More recently, I’ve started using Google Docs to create a better organizational system, especially because I’m meticulous about processes and details like time and temperature. I feel like it’s so important to include the ‘why’ behind every dish, so any documentation becomes much more than just instructions.
And to calculate costs, I’ll typically use excel or spreadsheets.”
“We use Dropbox to store our recipes,” says Chef Markus Glocker of Bâtard. “All my sous chefs have access and we update all of the recipes as we go, and we add new recipes with our standard template to keep everything organized.
With multiple tools and systems, none of which were designed specifically for culinary professionals, chefs risk original versions of recipes being compromised — or worse, deleted — lost time, errors, frustration and re-work. No chef has time for that.
94% of chefs say they need a better system to manage recipes
In a recent meez survey of hundreds of professional chefs, we found that 94% said they need a better way to store and manage their recipes.
Recipe management goes far beyond just inputting ingredient amounts to get a cost (though that is even hard to do with current solutions).
The whole process of recipe management is extensive. It includes:
- efficiently organizing searchable content
- scaling batch sizes and converting multiple units of measure
- communicating updates and training a team
- collaborating with team members
- obtaining accurate recipe costs
Your system needs to be dynamic and responsive — especially as our survey shows that 81% of chefs and their teams access recipe content every single day.
Why does this matter? This means that the accuracy and consistency of your recipes and how you are able to distribute and update them to your team is imperative to executing great food quickly.
When it comes to recipe management, here’s how we think about it:
- Recipes are more than just a list of ingredients. Most often, what is most important in recipes is the 'Why' (process) and the 'what' comes next.
- Chefs should be able to create, update, organize, search and share content from one place.
- Recipes should be dynamic. If you change any ingredient quantity, yield or batch size, the recipe should be able to scale automatically.
- The right units of measure are important. If you’re using KG and the recipe scales down, you should see grams. If you’re using teaspoons and the recipe scales up, you should see Tbsp or cups, etc. (Not 23tsp! - who can measure that?)
- Conversions and cost updates should be easy and happen automatically.
- Images and videos that are essential to training and onboarding cooks shouldn’t live somewhere else apart from the recipe and should be easy to add
- Sharing access to content should be quick to do and quick undo.
Notebooks and spreadsheets aren’t cutting it. To learn how meez is powering recipe development and empowering chefs to scale their vision with their team, sign up for free or book a demo here

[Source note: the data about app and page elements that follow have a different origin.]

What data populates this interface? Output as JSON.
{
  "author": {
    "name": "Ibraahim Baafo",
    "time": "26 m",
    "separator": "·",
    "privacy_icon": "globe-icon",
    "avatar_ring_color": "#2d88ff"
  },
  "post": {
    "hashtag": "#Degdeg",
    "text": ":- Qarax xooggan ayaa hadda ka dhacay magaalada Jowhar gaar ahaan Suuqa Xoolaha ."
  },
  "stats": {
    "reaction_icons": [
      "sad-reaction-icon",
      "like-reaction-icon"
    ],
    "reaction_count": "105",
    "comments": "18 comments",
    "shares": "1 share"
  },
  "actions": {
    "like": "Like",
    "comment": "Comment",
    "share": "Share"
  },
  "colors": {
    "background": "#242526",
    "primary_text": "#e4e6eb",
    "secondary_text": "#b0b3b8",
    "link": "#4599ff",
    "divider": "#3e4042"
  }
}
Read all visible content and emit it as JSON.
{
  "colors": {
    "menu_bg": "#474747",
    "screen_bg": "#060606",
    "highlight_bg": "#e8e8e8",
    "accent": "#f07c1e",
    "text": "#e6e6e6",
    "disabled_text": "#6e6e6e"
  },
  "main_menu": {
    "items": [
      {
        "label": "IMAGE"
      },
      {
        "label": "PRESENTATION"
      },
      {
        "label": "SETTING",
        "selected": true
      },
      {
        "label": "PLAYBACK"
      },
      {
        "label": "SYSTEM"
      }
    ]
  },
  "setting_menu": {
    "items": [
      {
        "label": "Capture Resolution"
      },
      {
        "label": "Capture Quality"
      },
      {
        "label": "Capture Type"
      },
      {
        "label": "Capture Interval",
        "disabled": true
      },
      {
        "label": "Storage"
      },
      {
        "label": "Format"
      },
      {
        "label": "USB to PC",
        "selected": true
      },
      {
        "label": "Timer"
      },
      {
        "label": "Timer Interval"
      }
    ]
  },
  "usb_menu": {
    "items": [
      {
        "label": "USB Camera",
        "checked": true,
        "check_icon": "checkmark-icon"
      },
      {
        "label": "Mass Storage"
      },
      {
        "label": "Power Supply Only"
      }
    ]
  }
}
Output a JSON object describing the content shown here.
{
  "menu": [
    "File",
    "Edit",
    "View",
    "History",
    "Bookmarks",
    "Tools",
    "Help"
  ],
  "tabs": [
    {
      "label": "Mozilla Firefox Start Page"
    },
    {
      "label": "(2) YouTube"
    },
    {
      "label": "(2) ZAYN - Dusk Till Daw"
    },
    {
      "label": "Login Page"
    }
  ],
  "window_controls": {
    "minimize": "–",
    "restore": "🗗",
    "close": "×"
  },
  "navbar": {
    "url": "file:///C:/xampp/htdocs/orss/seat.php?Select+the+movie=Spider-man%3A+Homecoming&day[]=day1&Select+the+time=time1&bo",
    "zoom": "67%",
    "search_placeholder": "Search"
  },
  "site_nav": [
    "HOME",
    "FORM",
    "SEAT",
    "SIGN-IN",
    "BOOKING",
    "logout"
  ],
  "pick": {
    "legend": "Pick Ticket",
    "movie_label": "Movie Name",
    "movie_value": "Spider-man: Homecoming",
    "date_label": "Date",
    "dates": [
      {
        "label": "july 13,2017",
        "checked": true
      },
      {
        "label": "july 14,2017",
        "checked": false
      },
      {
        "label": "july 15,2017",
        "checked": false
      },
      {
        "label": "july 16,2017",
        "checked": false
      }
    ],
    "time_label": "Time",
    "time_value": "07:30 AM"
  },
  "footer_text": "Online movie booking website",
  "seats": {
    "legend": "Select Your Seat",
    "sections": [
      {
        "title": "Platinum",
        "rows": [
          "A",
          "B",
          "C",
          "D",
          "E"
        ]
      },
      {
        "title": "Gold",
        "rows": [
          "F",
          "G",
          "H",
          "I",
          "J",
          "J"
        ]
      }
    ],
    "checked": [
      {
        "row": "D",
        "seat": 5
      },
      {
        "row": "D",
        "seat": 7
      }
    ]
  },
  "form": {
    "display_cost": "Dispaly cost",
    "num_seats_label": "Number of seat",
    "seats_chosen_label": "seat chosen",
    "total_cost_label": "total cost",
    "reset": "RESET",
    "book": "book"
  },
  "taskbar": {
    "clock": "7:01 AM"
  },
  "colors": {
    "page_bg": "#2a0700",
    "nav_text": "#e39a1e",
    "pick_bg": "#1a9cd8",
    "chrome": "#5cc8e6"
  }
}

Chef Sarah Hassler explains how her approach to kitchen management has changed over the years and why meez is a game change for Executive Chefs.

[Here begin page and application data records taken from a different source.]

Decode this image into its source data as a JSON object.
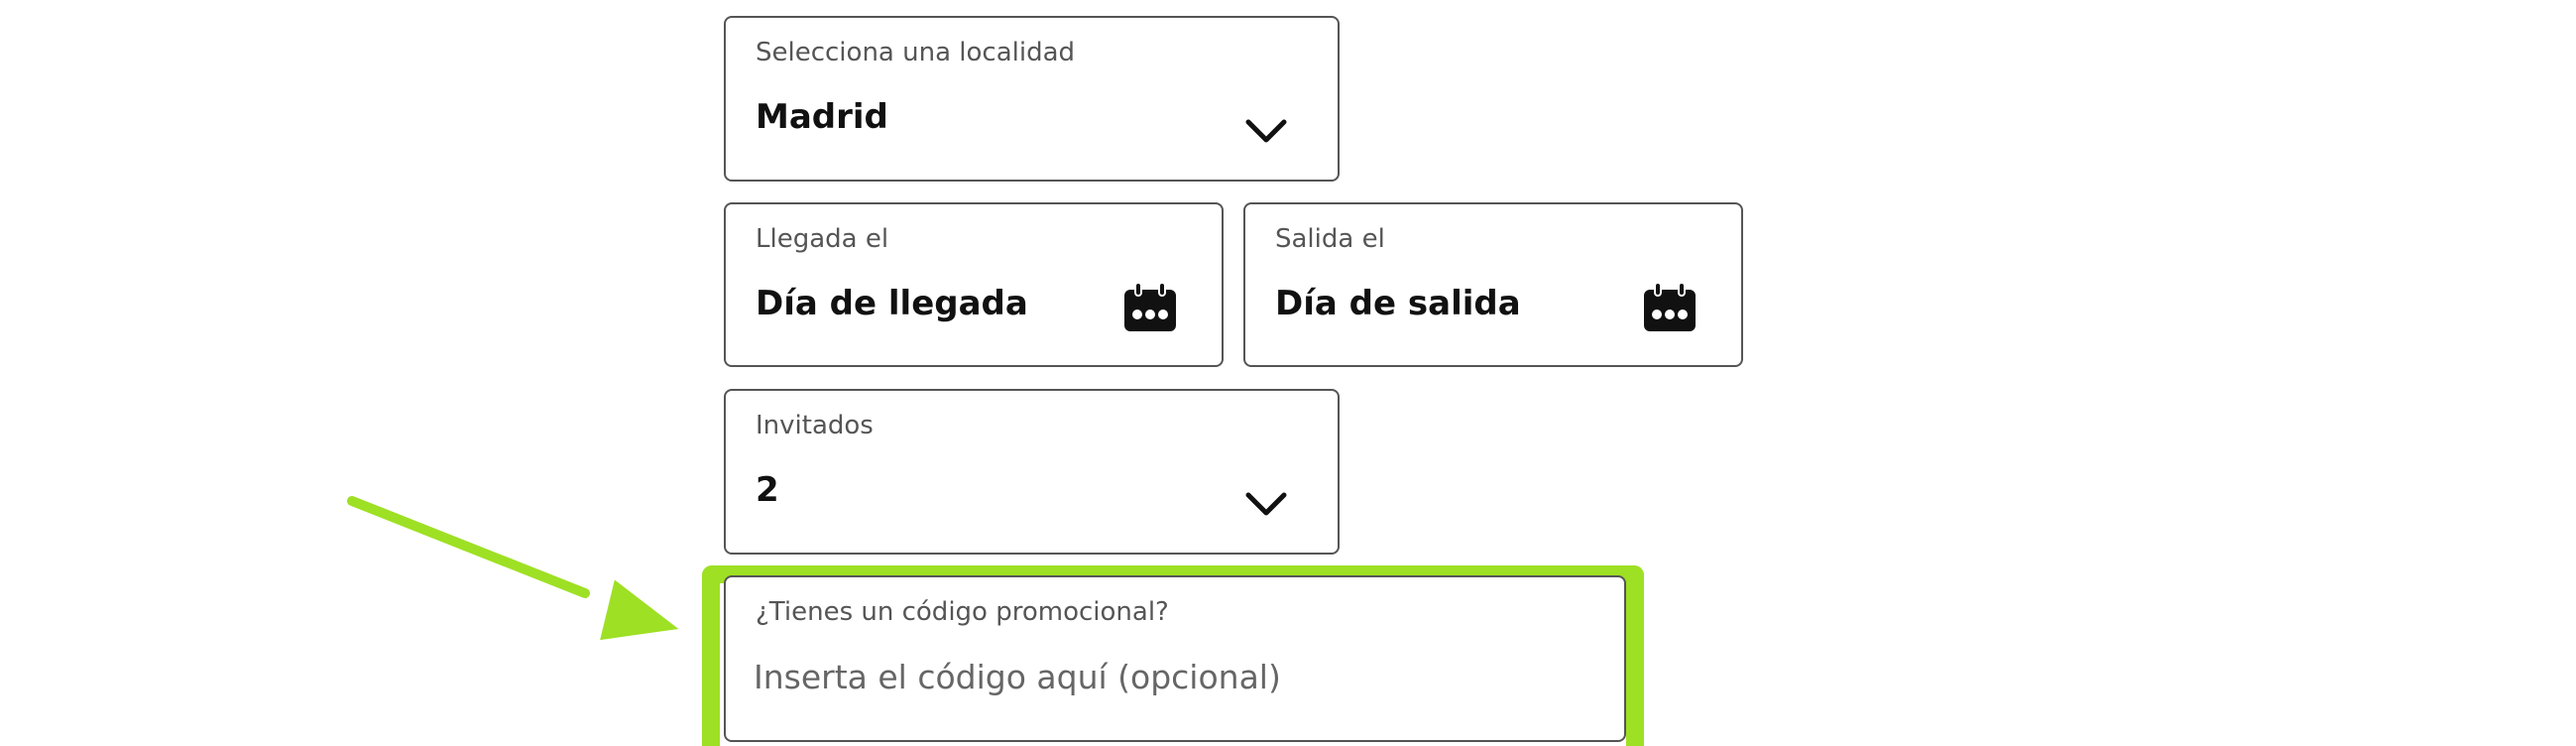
{
  "form": {
    "localidad": {
      "label": "Selecciona una localidad",
      "value": "Madrid",
      "icon": "chevron-down-icon"
    },
    "llegada": {
      "label": "Llegada el",
      "value": "Día de llegada",
      "icon": "calendar-icon"
    },
    "salida": {
      "label": "Salida el",
      "value": "Día de salida",
      "icon": "calendar-icon"
    },
    "invitados": {
      "label": "Invitados",
      "value": "2",
      "icon": "chevron-down-icon"
    },
    "promo": {
      "label": "¿Tienes un código promocional?",
      "value": "",
      "placeholder": "Inserta el código aquí (opcional)"
    }
  },
  "annotation": {
    "highlight_color": "#9ee024",
    "arrow_icon": "arrow-annotation-icon"
  }
}
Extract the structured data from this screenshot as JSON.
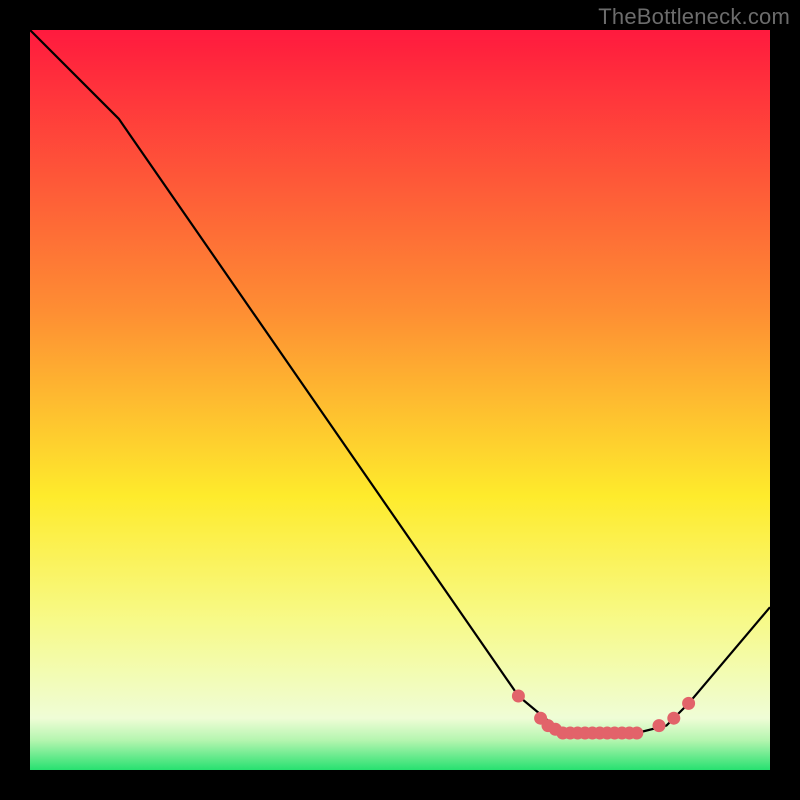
{
  "watermark": "TheBottleneck.com",
  "colors": {
    "frame": "#000000",
    "line": "#000000",
    "marker": "#E2636A",
    "bg_top": "#FF1A3E",
    "bg_mid1": "#FE8E33",
    "bg_mid2": "#FEEB2C",
    "bg_mid3": "#F7FA8A",
    "bg_bottom": "#27E170"
  },
  "chart_data": {
    "type": "line",
    "title": "",
    "xlabel": "",
    "ylabel": "",
    "xlim": [
      0,
      100
    ],
    "ylim": [
      0,
      100
    ],
    "background_gradient_stops": [
      {
        "offset": 0,
        "color": "#FF1A3E"
      },
      {
        "offset": 38,
        "color": "#FE8E33"
      },
      {
        "offset": 63,
        "color": "#FEEB2C"
      },
      {
        "offset": 80,
        "color": "#F7FA8A"
      },
      {
        "offset": 93,
        "color": "#EFFDD6"
      },
      {
        "offset": 96,
        "color": "#B4F5AF"
      },
      {
        "offset": 100,
        "color": "#27E170"
      }
    ],
    "series": [
      {
        "name": "bottleneck-curve",
        "x": [
          0,
          12,
          66,
          72,
          82,
          86,
          89,
          100
        ],
        "y": [
          100,
          88,
          10,
          5,
          5,
          6,
          9,
          22
        ]
      }
    ],
    "markers": {
      "name": "optimal-range",
      "points": [
        {
          "x": 66,
          "y": 10
        },
        {
          "x": 69,
          "y": 7
        },
        {
          "x": 70,
          "y": 6
        },
        {
          "x": 71,
          "y": 5.5
        },
        {
          "x": 72,
          "y": 5
        },
        {
          "x": 73,
          "y": 5
        },
        {
          "x": 74,
          "y": 5
        },
        {
          "x": 75,
          "y": 5
        },
        {
          "x": 76,
          "y": 5
        },
        {
          "x": 77,
          "y": 5
        },
        {
          "x": 78,
          "y": 5
        },
        {
          "x": 79,
          "y": 5
        },
        {
          "x": 80,
          "y": 5
        },
        {
          "x": 81,
          "y": 5
        },
        {
          "x": 82,
          "y": 5
        },
        {
          "x": 85,
          "y": 6
        },
        {
          "x": 87,
          "y": 7
        },
        {
          "x": 89,
          "y": 9
        }
      ]
    }
  }
}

Pastry Chef and Baker Ursula Siker explains the importance of learning on the go, compromise, and off-site prep when planning a pop-up restaurant.

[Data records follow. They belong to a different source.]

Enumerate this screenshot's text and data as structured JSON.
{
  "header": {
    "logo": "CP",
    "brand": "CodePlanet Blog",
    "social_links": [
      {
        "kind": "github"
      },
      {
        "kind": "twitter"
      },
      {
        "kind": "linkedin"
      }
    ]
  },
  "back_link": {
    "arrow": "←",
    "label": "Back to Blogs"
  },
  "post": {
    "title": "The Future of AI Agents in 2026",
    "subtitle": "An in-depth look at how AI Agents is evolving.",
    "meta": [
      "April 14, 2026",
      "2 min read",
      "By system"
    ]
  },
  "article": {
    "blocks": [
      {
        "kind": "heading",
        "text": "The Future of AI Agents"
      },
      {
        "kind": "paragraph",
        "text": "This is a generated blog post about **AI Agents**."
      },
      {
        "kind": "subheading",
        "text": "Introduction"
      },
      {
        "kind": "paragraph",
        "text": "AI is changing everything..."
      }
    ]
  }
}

Let’s take a look at the key components of a well-written recipe.